• Task: Your answer should consist of every line in the records that holds "实时累计票房".
==*==
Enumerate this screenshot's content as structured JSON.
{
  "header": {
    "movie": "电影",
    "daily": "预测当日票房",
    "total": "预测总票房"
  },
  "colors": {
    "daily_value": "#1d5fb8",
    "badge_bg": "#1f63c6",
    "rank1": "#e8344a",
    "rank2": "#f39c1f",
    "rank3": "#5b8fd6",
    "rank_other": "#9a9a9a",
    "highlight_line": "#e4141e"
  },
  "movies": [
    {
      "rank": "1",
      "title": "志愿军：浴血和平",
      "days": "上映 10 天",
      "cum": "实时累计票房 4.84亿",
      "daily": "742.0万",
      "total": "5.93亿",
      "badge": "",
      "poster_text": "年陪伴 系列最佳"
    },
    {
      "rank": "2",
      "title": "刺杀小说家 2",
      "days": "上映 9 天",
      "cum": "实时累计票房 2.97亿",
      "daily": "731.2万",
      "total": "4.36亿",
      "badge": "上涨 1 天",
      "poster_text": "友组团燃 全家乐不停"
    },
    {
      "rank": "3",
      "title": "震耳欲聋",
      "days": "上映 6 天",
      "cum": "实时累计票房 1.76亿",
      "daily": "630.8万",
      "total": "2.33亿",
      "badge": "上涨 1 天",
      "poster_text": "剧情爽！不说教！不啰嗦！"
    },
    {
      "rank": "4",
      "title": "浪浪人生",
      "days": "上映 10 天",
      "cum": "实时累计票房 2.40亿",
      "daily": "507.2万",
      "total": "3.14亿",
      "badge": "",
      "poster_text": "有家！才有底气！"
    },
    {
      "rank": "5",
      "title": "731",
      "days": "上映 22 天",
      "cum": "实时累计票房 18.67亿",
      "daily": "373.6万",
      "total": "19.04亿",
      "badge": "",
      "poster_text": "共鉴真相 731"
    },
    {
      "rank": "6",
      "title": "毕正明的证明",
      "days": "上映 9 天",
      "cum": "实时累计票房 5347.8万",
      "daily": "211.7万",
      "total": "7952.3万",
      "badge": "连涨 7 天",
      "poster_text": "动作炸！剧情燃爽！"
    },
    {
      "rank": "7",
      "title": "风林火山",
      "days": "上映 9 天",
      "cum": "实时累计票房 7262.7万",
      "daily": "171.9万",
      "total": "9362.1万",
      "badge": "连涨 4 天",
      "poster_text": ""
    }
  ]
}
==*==
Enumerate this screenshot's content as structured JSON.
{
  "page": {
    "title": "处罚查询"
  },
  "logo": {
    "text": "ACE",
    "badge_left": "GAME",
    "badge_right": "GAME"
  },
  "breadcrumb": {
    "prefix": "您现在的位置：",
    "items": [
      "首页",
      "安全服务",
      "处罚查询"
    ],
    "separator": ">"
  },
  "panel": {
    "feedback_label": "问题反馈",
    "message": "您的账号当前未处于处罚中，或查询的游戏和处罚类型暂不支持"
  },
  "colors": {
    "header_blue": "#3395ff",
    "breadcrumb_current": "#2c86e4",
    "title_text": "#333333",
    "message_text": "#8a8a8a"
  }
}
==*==
• Response area:
      "cum": "实时累计票房 4.84亿",
      "cum": "实时累计票房 2.97亿",
      "cum": "实时累计票房 1.76亿",
      "cum": "实时累计票房 2.40亿",
      "cum": "实时累计票房 18.67亿",
      "cum": "实时累计票房 5347.8万",
      "cum": "实时累计票房 7262.7万",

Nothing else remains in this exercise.